• Exercise instructions
Write the data out verbatim.

[Items from a data source]
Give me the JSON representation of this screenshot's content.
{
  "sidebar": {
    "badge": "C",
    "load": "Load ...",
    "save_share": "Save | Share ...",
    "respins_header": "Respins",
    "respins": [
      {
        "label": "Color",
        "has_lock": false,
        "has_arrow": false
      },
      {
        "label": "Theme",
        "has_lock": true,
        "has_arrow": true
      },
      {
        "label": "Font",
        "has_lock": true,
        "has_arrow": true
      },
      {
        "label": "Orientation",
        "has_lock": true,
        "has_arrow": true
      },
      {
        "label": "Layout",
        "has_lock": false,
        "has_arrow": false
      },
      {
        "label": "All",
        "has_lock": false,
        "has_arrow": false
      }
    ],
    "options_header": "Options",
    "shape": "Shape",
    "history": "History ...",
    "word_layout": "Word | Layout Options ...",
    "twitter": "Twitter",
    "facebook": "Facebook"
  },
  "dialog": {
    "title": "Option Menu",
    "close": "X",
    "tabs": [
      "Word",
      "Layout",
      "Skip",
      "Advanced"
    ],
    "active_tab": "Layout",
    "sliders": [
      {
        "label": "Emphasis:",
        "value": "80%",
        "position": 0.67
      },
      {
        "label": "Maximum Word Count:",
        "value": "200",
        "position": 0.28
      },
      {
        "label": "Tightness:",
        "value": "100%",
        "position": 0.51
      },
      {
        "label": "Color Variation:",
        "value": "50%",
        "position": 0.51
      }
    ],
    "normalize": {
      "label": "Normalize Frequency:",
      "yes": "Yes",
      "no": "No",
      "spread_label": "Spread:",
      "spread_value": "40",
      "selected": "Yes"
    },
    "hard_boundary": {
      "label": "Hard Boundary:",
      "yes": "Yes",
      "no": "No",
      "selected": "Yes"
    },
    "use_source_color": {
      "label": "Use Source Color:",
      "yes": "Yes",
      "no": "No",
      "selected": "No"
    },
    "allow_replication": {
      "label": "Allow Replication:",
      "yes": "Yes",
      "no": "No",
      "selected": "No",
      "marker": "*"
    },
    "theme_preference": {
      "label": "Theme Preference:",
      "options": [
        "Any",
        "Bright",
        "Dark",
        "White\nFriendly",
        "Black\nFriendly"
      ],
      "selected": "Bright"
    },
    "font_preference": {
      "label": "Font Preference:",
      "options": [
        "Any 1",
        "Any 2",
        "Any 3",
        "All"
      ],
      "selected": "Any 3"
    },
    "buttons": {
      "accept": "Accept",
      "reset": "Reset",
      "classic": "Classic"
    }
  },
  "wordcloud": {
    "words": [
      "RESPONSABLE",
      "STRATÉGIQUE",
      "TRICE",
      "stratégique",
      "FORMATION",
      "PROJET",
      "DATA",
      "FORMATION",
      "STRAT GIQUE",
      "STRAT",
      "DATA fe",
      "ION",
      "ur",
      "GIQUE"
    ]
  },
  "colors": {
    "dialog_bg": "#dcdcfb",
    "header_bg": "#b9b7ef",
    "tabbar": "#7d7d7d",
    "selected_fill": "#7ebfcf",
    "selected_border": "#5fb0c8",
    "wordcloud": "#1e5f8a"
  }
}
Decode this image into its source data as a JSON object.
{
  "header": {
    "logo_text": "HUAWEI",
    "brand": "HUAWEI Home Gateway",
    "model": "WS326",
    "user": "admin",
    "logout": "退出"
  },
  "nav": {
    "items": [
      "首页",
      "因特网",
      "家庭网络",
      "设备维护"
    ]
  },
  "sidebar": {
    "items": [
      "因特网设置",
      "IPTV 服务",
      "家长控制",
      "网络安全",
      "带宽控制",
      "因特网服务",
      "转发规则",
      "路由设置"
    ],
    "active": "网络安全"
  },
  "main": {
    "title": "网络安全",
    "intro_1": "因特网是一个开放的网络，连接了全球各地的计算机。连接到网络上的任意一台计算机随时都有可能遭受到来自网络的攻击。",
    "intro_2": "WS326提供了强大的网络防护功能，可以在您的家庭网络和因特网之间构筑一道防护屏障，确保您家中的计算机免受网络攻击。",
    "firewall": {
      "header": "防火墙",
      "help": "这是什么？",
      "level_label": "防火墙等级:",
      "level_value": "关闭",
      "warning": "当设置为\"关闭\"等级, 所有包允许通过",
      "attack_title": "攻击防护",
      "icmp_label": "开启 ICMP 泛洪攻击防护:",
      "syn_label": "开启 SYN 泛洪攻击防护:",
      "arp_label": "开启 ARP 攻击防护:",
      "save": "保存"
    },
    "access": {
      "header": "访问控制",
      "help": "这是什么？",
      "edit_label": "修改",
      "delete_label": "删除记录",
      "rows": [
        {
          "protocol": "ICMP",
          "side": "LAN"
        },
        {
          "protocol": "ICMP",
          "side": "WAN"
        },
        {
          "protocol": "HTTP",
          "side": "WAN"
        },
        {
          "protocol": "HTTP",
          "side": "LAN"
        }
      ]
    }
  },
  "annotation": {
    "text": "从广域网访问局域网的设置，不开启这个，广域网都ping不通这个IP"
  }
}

• Answer section
Give me the JSON representation of this screenshot's content.
{
  "sidebar": {
    "badge": "C",
    "load": "Load ...",
    "save_share": "Save | Share ...",
    "respins_header": "Respins",
    "respins": [
      {
        "label": "Color",
        "has_lock": false,
        "has_arrow": false
      },
      {
        "label": "Theme",
        "has_lock": true,
        "has_arrow": true
      },
      {
        "label": "Font",
        "has_lock": true,
        "has_arrow": true
      },
      {
        "label": "Orientation",
        "has_lock": true,
        "has_arrow": true
      },
      {
        "label": "Layout",
        "has_lock": false,
        "has_arrow": false
      },
      {
        "label": "All",
        "has_lock": false,
        "has_arrow": false
      }
    ],
    "options_header": "Options",
    "shape": "Shape",
    "history": "History ...",
    "word_layout": "Word | Layout Options ...",
    "twitter": "Twitter",
    "facebook": "Facebook"
  },
  "dialog": {
    "title": "Option Menu",
    "close": "X",
    "tabs": [
      "Word",
      "Layout",
      "Skip",
      "Advanced"
    ],
    "active_tab": "Layout",
    "sliders": [
      {
        "label": "Emphasis:",
        "value": "80%",
        "position": 0.67
      },
      {
        "label": "Maximum Word Count:",
        "value": "200",
        "position": 0.28
      },
      {
        "label": "Tightness:",
        "value": "100%",
        "position": 0.51
      },
      {
        "label": "Color Variation:",
        "value": "50%",
        "position": 0.51
      }
    ],
    "normalize": {
      "label": "Normalize Frequency:",
      "yes": "Yes",
      "no": "No",
      "spread_label": "Spread:",
      "spread_value": "40",
      "selected": "Yes"
    },
    "hard_boundary": {
      "label": "Hard Boundary:",
      "yes": "Yes",
      "no": "No",
      "selected": "Yes"
    },
    "use_source_color": {
      "label": "Use Source Color:",
      "yes": "Yes",
      "no": "No",
      "selected": "No"
    },
    "allow_replication": {
      "label": "Allow Replication:",
      "yes": "Yes",
      "no": "No",
      "selected": "No",
      "marker": "*"
    },
    "theme_preference": {
      "label": "Theme Preference:",
      "options": [
        "Any",
        "Bright",
        "Dark",
        "White\nFriendly",
        "Black\nFriendly"
      ],
      "selected": "Bright"
    },
    "font_preference": {
      "label": "Font Preference:",
      "options": [
        "Any 1",
        "Any 2",
        "Any 3",
        "All"
      ],
      "selected": "Any 3"
    },
    "buttons": {
      "accept": "Accept",
      "reset": "Reset",
      "classic": "Classic"
    }
  },
  "wordcloud": {
    "words": [
      "RESPONSABLE",
      "STRATÉGIQUE",
      "TRICE",
      "stratégique",
      "FORMATION",
      "PROJET",
      "DATA",
      "FORMATION",
      "STRAT GIQUE",
      "STRAT",
      "DATA fe",
      "ION",
      "ur",
      "GIQUE"
    ]
  },
  "colors": {
    "dialog_bg": "#dcdcfb",
    "header_bg": "#b9b7ef",
    "tabbar": "#7d7d7d",
    "selected_fill": "#7ebfcf",
    "selected_border": "#5fb0c8",
    "wordcloud": "#1e5f8a"
  }
}
Decode this image into its source data as a JSON object.
{
  "header": {
    "logo_text": "HUAWEI",
    "brand": "HUAWEI Home Gateway",
    "model": "WS326",
    "user": "admin",
    "logout": "退出"
  },
  "nav": {
    "items": [
      "首页",
      "因特网",
      "家庭网络",
      "设备维护"
    ]
  },
  "sidebar": {
    "items": [
      "因特网设置",
      "IPTV 服务",
      "家长控制",
      "网络安全",
      "带宽控制",
      "因特网服务",
      "转发规则",
      "路由设置"
    ],
    "active": "网络安全"
  },
  "main": {
    "title": "网络安全",
    "intro_1": "因特网是一个开放的网络，连接了全球各地的计算机。连接到网络上的任意一台计算机随时都有可能遭受到来自网络的攻击。",
    "intro_2": "WS326提供了强大的网络防护功能，可以在您的家庭网络和因特网之间构筑一道防护屏障，确保您家中的计算机免受网络攻击。",
    "firewall": {
      "header": "防火墙",
      "help": "这是什么？",
      "level_label": "防火墙等级:",
      "level_value": "关闭",
      "warning": "当设置为\"关闭\"等级, 所有包允许通过",
      "attack_title": "攻击防护",
      "icmp_label": "开启 ICMP 泛洪攻击防护:",
      "syn_label": "开启 SYN 泛洪攻击防护:",
      "arp_label": "开启 ARP 攻击防护:",
      "save": "保存"
    },
    "access": {
      "header": "访问控制",
      "help": "这是什么？",
      "edit_label": "修改",
      "delete_label": "删除记录",
      "rows": [
        {
          "protocol": "ICMP",
          "side": "LAN"
        },
        {
          "protocol": "ICMP",
          "side": "WAN"
        },
        {
          "protocol": "HTTP",
          "side": "WAN"
        },
        {
          "protocol": "HTTP",
          "side": "LAN"
        }
      ]
    }
  },
  "annotation": {
    "text": "从广域网访问局域网的设置，不开启这个，广域网都ping不通这个IP"
  }
}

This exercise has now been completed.